● **Directions for this task**
Each line of the records that holds "JSON" should be shown in full.

Page and application data records
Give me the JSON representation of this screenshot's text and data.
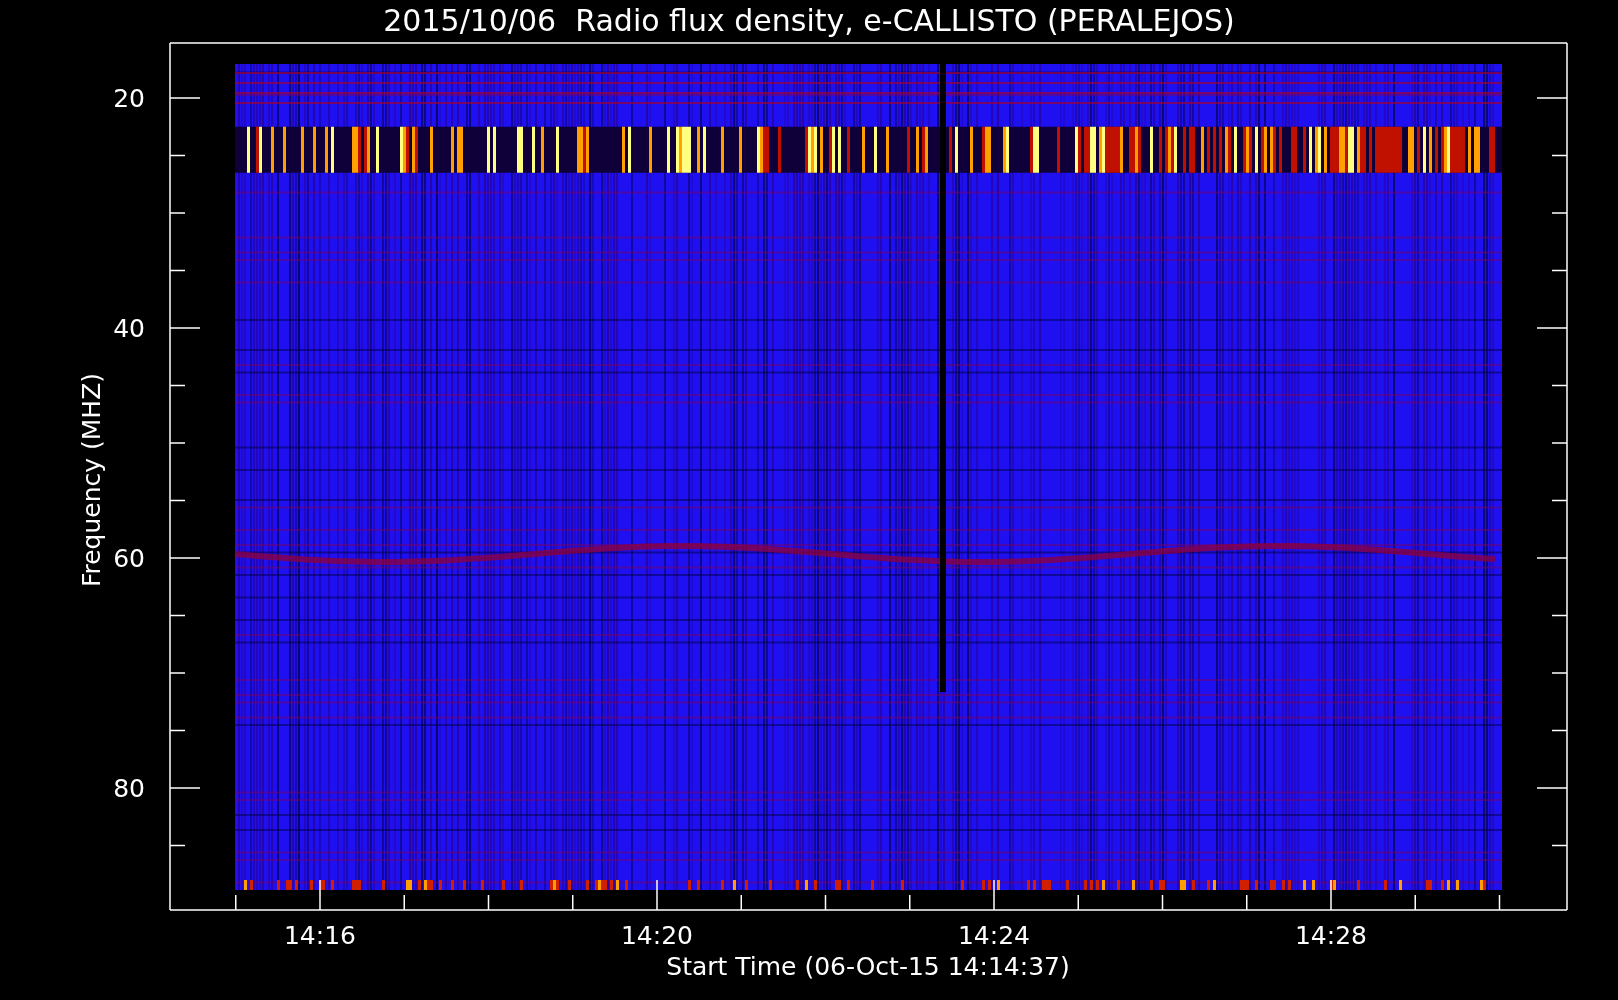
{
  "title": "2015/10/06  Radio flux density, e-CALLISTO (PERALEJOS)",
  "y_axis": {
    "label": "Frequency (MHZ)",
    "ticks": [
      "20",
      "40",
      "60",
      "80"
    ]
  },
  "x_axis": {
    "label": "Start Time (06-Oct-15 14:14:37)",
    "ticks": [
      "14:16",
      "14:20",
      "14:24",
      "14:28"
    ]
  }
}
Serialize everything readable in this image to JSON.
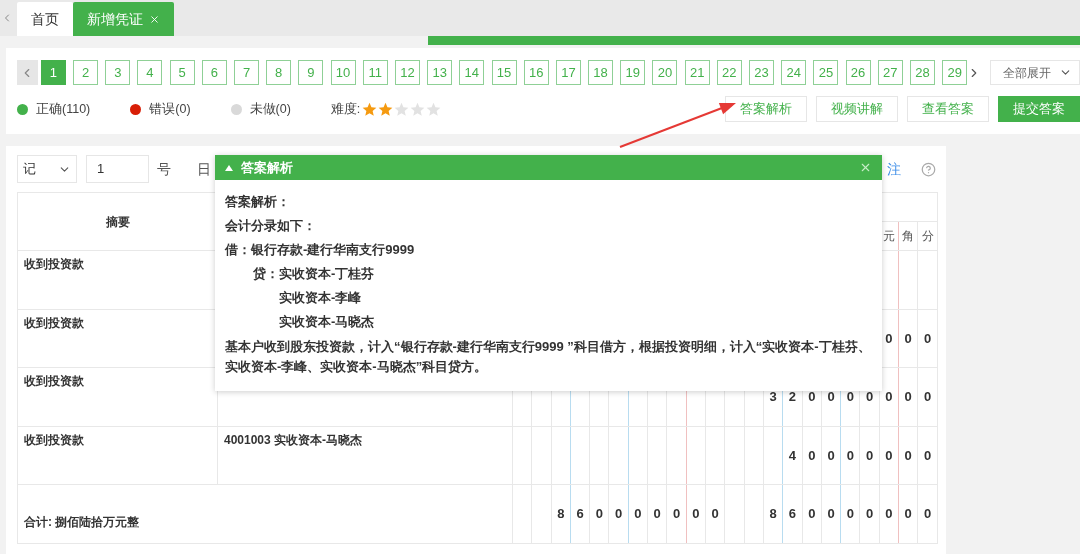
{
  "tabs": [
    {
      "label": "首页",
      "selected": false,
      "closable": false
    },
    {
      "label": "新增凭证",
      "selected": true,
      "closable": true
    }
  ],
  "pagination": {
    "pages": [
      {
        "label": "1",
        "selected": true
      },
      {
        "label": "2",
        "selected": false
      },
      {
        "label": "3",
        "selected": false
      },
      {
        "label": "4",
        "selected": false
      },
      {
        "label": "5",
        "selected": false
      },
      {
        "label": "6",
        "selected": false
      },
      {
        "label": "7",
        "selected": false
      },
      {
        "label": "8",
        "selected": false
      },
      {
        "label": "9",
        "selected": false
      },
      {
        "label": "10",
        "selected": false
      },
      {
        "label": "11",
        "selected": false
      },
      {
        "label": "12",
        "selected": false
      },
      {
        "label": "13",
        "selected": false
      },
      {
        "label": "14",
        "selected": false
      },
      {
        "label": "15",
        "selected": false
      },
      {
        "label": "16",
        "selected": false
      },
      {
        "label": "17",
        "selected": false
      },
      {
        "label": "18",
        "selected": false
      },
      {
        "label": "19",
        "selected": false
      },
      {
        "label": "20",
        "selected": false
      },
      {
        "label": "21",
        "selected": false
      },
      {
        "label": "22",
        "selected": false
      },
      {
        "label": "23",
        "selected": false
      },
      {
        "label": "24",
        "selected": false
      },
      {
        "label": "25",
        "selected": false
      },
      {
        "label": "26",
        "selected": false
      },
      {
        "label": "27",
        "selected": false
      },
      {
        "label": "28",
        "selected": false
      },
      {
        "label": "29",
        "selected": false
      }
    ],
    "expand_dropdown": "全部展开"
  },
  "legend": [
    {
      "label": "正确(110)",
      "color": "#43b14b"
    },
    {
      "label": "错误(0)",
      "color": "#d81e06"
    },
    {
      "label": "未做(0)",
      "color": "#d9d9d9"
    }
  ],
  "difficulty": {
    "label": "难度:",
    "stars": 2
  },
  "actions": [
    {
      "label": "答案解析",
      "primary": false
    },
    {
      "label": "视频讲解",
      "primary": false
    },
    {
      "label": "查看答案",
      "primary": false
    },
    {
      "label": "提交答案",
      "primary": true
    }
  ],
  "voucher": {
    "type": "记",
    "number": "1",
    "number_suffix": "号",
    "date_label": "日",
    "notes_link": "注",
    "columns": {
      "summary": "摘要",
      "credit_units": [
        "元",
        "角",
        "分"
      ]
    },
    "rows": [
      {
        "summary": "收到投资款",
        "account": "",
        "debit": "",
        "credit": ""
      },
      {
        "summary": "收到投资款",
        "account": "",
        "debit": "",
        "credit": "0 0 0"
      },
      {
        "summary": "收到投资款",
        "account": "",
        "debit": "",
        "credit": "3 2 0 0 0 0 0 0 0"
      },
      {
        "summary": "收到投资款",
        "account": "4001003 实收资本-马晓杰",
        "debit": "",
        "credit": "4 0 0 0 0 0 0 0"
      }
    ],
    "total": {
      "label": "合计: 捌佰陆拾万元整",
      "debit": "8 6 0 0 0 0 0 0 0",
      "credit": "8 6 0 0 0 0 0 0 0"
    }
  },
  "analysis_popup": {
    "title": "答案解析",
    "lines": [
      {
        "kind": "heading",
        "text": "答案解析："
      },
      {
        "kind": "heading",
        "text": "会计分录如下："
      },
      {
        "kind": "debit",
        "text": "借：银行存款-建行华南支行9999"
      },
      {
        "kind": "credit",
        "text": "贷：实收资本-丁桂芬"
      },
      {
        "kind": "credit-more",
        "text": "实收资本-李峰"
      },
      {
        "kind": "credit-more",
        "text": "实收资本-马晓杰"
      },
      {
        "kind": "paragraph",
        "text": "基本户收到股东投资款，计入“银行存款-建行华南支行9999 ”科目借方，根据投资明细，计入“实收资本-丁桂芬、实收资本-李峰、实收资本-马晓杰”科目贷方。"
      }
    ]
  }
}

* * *

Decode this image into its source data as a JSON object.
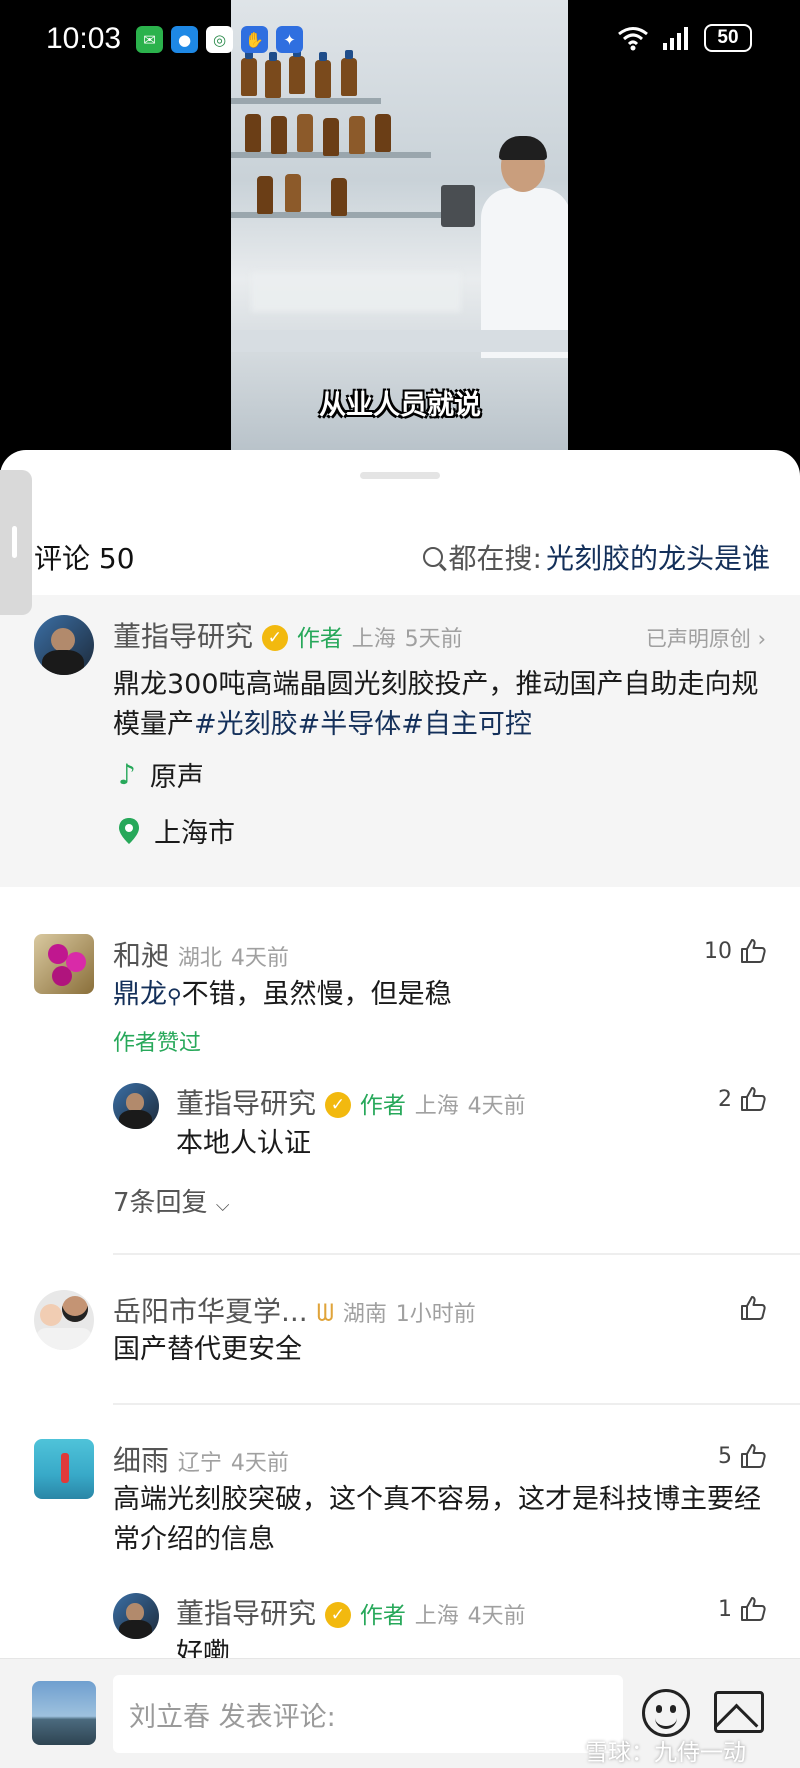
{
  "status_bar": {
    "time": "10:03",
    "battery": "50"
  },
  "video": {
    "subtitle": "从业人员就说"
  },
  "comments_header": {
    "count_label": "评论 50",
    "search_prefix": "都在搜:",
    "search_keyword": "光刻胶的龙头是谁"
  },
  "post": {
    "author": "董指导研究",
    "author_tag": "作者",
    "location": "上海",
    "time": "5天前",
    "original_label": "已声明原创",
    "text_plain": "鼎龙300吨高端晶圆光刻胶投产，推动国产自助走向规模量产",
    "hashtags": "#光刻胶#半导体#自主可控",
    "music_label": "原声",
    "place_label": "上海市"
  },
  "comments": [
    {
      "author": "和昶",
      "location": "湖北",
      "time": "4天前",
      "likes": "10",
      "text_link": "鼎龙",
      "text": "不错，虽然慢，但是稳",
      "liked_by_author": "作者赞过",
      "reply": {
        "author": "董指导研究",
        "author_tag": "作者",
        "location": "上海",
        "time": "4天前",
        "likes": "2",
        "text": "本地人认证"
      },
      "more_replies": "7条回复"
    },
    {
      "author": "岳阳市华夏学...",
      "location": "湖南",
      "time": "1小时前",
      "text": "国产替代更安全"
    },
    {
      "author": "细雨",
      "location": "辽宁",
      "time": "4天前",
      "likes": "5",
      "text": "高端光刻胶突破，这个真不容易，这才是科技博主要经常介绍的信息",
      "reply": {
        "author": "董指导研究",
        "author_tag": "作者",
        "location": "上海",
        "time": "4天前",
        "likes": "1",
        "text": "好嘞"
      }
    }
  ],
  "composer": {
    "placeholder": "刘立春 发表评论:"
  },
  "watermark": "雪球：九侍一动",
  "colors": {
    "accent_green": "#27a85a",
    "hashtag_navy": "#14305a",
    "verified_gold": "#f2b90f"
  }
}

● **Output for this exercise**
Give me the JSON representation of this screenshot's text and data.
Serialize everything readable in this image to JSON.
Decode this image into its source data as a JSON object.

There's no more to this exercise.